8. Affinity Photo
If you need a good photo editor that has all the key features you look out for in Adobe Photoshop, but does not really need something as powerful as Photoshop, then Affinity Photo is the editor for you. First thing first, Affinity Photo is REALLY fast. It really is something that you have to use to believe how fluid the controls are. But more importantly, Affinity Photo provides most of the familiar features and capabilities as Photoshop, the industry benchmark for a professional photo editor app.
Affinity Photo also includes a pretty powerful RAW Processing capabilities as well which is very similar to Adobe’s Lightroom. I’ve not yer personally explored the RAW Persona deeply as I continue to use Adobe’s Lightroom for RAW development. But in my limited use of it, I find it as functional as one would expect from a RAW processing app. However, it does lack the rich support for camera color profiles and lens profiles as Adobe has. And because of that, I would likely continue to use Lightroom to develop my RAW files and then edit them in Affinity for post-processing. There are very few RAW
If you have MacBook with limited SSD storage space, that means you’re more likely to fill it up faster as well. This is where an app like DaisyDisk is really handy.
As you can see form the screenshot, DaisyDisk presents your storage usage in a beautiful flower-like graph which acts as the intuitive visual map of your disk. It also doubles up as an interactive interface where you can discover what’s taking up all that storage space while allowing you to also select and remote the files within the app itself.
So if you find yourself to be running out of space on your Mac, DaisyDisk is the app to use to figure out what you can remove to gain back the space you need.
Just as my recommendation for DaisyDisk, If you use a Mac with limited SSD storage space, any apps that helps you figure out how you can free up files that you don’t need anymore would be very helpful. And with Gemini, it does exactly that by searching your storage for duplicate files.
Gemini does it really fast and elegantly. Due to my highly collaborating work environment where I share a lot of files with my colleagues, there’s bound to be files that are duplicated pretty much all over my MacBook’s storage. Gemini has been a really great tool in helping me find all those duplicated files and allowing me to decide if I would want to delete them. I’ve so far been able to remove about 10+GB worth of storage wastage.

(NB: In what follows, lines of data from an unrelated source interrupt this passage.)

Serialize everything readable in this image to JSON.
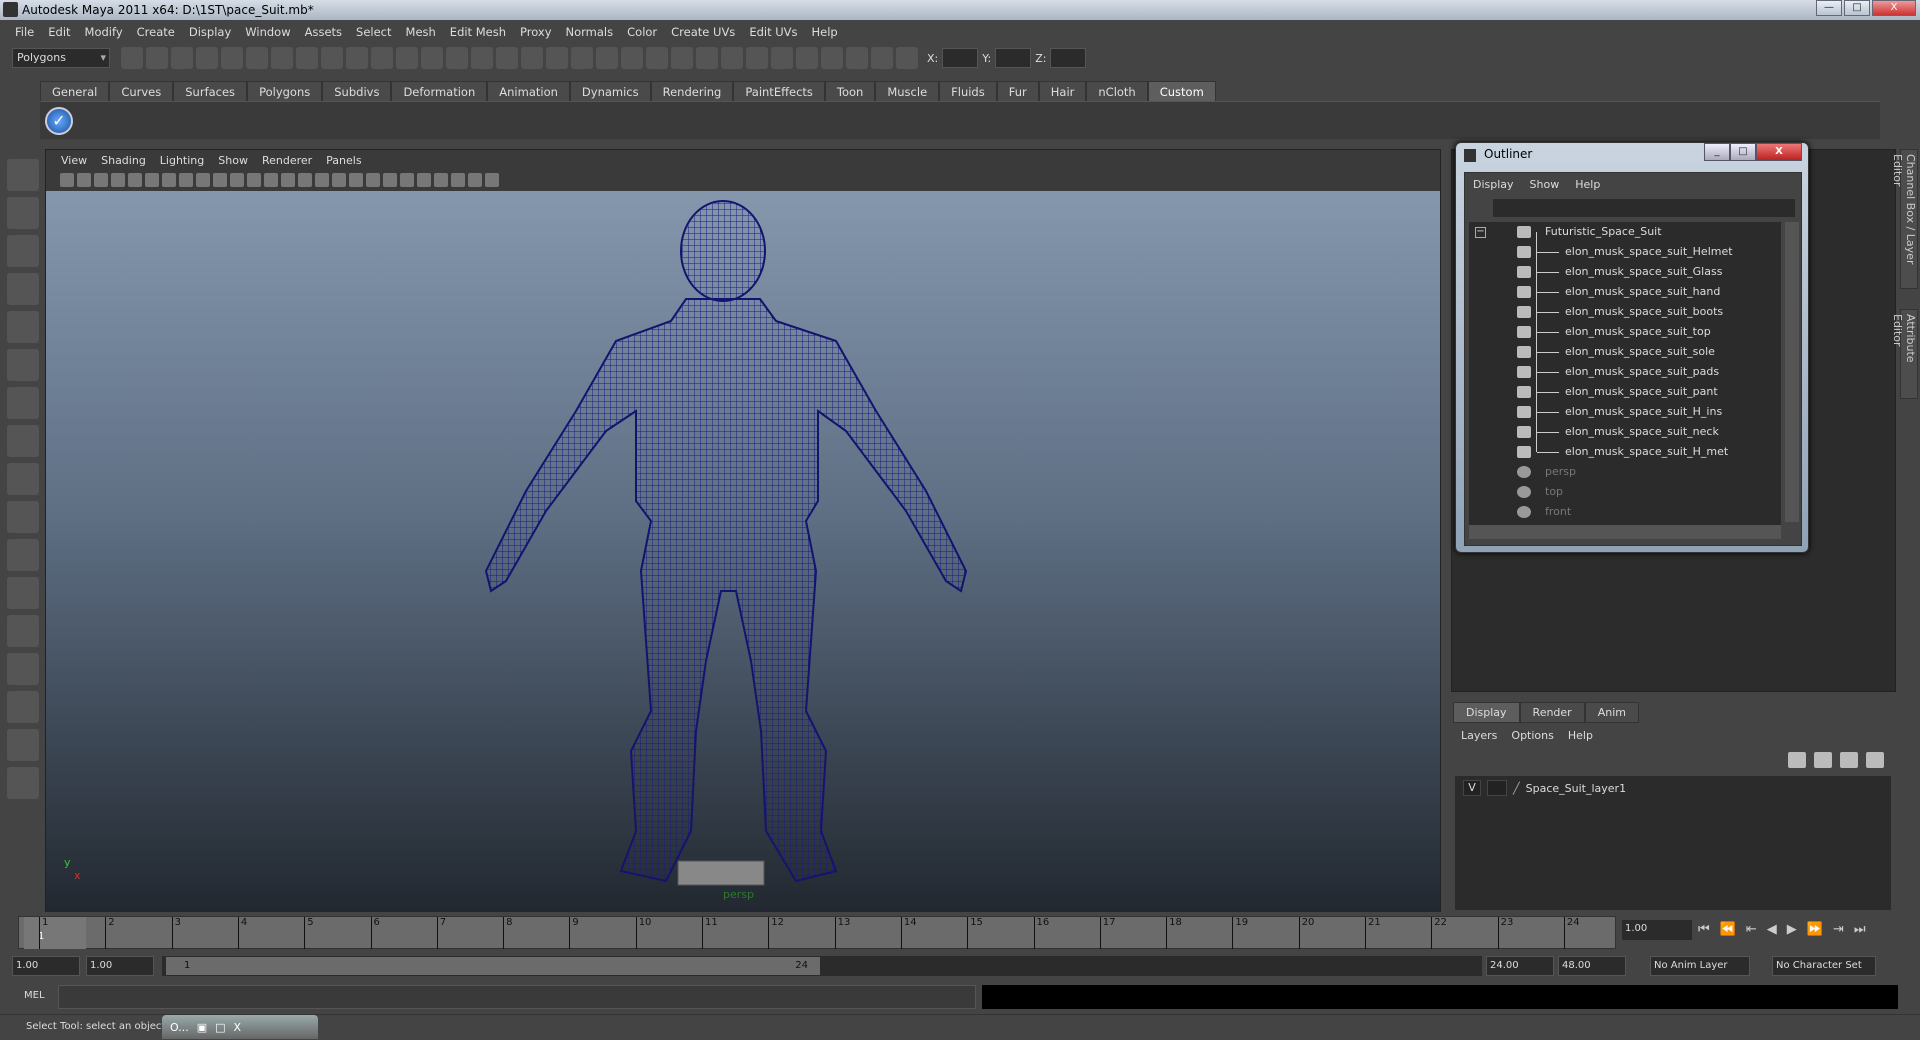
{
  "window": {
    "title": "Autodesk Maya 2011 x64: D:\\1ST\\pace_Suit.mb*",
    "minimize": "—",
    "maximize": "□",
    "close": "X"
  },
  "menubar": [
    "File",
    "Edit",
    "Modify",
    "Create",
    "Display",
    "Window",
    "Assets",
    "Select",
    "Mesh",
    "Edit Mesh",
    "Proxy",
    "Normals",
    "Color",
    "Create UVs",
    "Edit UVs",
    "Help"
  ],
  "toolbar": {
    "mode": "Polygons",
    "x_label": "X:",
    "y_label": "Y:",
    "z_label": "Z:"
  },
  "shelf_tabs": [
    "General",
    "Curves",
    "Surfaces",
    "Polygons",
    "Subdivs",
    "Deformation",
    "Animation",
    "Dynamics",
    "Rendering",
    "PaintEffects",
    "Toon",
    "Muscle",
    "Fluids",
    "Fur",
    "Hair",
    "nCloth",
    "Custom"
  ],
  "shelf_active": "Custom",
  "viewport": {
    "menu": [
      "View",
      "Shading",
      "Lighting",
      "Show",
      "Renderer",
      "Panels"
    ],
    "camera_label": "persp",
    "axis_y": "y",
    "axis_x": "x",
    "wire_color": "#1a1a8c"
  },
  "side_tabs": [
    "Channel Box / Layer Editor",
    "Attribute Editor"
  ],
  "outliner": {
    "title": "Outliner",
    "menu": [
      "Display",
      "Show",
      "Help"
    ],
    "root": "Futuristic_Space_Suit",
    "children": [
      "elon_musk_space_suit_Helmet",
      "elon_musk_space_suit_Glass",
      "elon_musk_space_suit_hand",
      "elon_musk_space_suit_boots",
      "elon_musk_space_suit_top",
      "elon_musk_space_suit_sole",
      "elon_musk_space_suit_pads",
      "elon_musk_space_suit_pant",
      "elon_musk_space_suit_H_ins",
      "elon_musk_space_suit_neck",
      "elon_musk_space_suit_H_met"
    ],
    "cameras": [
      "persp",
      "top",
      "front"
    ]
  },
  "layer_editor": {
    "tabs": [
      "Display",
      "Render",
      "Anim"
    ],
    "menu": [
      "Layers",
      "Options",
      "Help"
    ],
    "layers": [
      {
        "visible": "V",
        "name": "Space_Suit_layer1"
      }
    ]
  },
  "timeline": {
    "frames": [
      "1",
      "2",
      "3",
      "4",
      "5",
      "6",
      "7",
      "8",
      "9",
      "10",
      "11",
      "12",
      "13",
      "14",
      "15",
      "16",
      "17",
      "18",
      "19",
      "20",
      "21",
      "22",
      "23",
      "24"
    ],
    "current_frame": "1",
    "current_field": "1.00"
  },
  "range": {
    "start": "1.00",
    "playback_start": "1.00",
    "slider_start": "1",
    "slider_end": "24",
    "playback_end": "24.00",
    "end": "48.00",
    "anim_layer": "No Anim Layer",
    "character_set": "No Character Set"
  },
  "mel": {
    "label": "MEL"
  },
  "help_line": "Select Tool: select an object",
  "task_window": {
    "label": "O..."
  }
}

If you take a lot of screenshots and have the need to annotate them, the app I would recommend for you is Snagit. While OS X has a great built-in ability to take screen shots, Snagit gives you a higher level of precision in capturing the exact area you want to capture and the ability to resize the area of capture before taking it. And when it comes to annotating the screenshots with pointing arrows, overlay caption and text boxes to emphasise specific sections of the screenshot to make your points across, Snagit provides a great set of tools to do exactly that. One if the tools I use a lot is the blur tool which is really helpful to blur out sensitive information from the screenshots.
These features of Snagit makes my life a whole lot better when I work on writing proposals, documentations and when putting together presentation decks. So if you do a lot of that too, I highly recommend Snagit to be part of your tools of trade.
12. iTerm 2
If you use the terminal and work on the command line a lot, then I highly recommend using iTerm 2 as the replacement of OS X’s Terminal. Just check out this list of advanced features of iTerm 2 here and you’ll never go back to Terminal. Trust me.
Link: iTerm 2
13. Little Snitch
For all the paranoid in you, Little Snitch is a great app that helps you protect your Mac from the outside world. How it works is quite interesting as it essentially is an anti-firewall, protecting not what’s incoming to your Mac, but what’s going out from your Mac to the Internet. And in some ways, this protects you better than just using a firewall as Little Snitch will prompt you every time an app requires to sent anything out to the Internet, unless you’ve already allowed it to do so permanently.
You can find out more about Little Snitch here. But if you are as paranoid as I am about what’s getting out of your Mac, Little Snitch is a great tool to help you keep that in check.
Link: Little Snitch (€ 29.95)